Despite its essentiality, manganese (Mn) is a common environmental contaminant, which can cause toxic effects in humans. Mn exposure may start before birth from the maternal exposure through inhalation and ingestion of food items from the environmental pollution. Postnatal exposure can also be relevant due to a relative high concentration of Mn in formulas and continued exposure during childhood and adulthood from both environmental and occupational exposures. Although its accumulation is also associated with reproductive effects, Mn is generally described as neurotoxicant selectively affecting the basal ganglia. Mn-induced neurotoxicity leads to a degenerative brain disorder, referred to as manganism. It is characterized by clinical signs and morphological lesions similar to those seen in Parkinson’s disease. Cumulative mechanisms of Mn action are not sufficiently known and may vary with environmental factors and individual susceptibilities, including single nucleotide polymorphisms that may alter Mn homeostasis, transport, and metabolism.

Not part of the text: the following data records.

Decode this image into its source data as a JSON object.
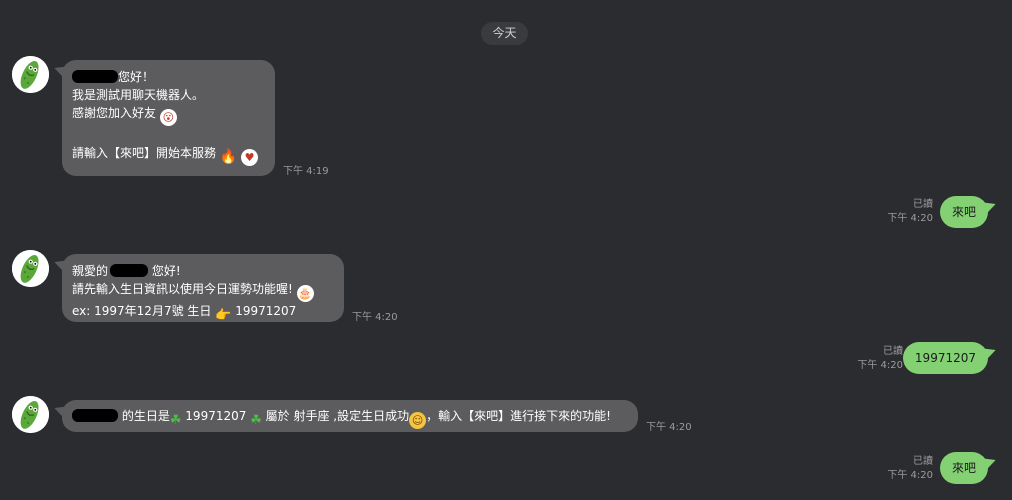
{
  "date_label": "今天",
  "incoming": [
    {
      "lines": [
        "您好！",
        "我是測試用聊天機器人。",
        "感謝您加入好友",
        "",
        "請輸入【來吧】開始本服務"
      ],
      "time": "下午 4:19"
    },
    {
      "line1_a": "親愛的",
      "line1_b": " 您好!",
      "line2": "請先輸入生日資訊以使用今日運勢功能喔!",
      "line3_a": "ex: 1997年12月7號 生日",
      "line3_b": " 19971207",
      "time": "下午 4:20"
    },
    {
      "text_a": " 的生日是",
      "text_b": " 19971207 ",
      "text_c": " 屬於 射手座 ,設定生日成功",
      "text_d": "，輸入【來吧】進行接下來的功能!",
      "time": "下午 4:20"
    }
  ],
  "outgoing": [
    {
      "text": "來吧",
      "read": "已讀",
      "time": "下午 4:20"
    },
    {
      "text": "19971207",
      "read": "已讀",
      "time": "下午 4:20"
    },
    {
      "text": "來吧",
      "read": "已讀",
      "time": "下午 4:20"
    }
  ],
  "icons": {
    "avatar": "pickle-avatar-icon",
    "fire": "🔥",
    "clover": "☘",
    "hand": "👉",
    "smile": "☺",
    "cake": "🎂",
    "surprised": "😮",
    "heart_eyes": "♥"
  },
  "colors": {
    "background": "#2b2c2f",
    "incoming_bubble": "#5c5c5e",
    "outgoing_bubble": "#84d174",
    "meta_text": "#9a9b9e"
  }
}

|Original language||English (US)|
|Title of host publication||Reproductive and Developmental Toxicology|
|Number of pages||16|
|State||Published - Jan 1 2022|
- Oxidative stress
ASJC Scopus subject areas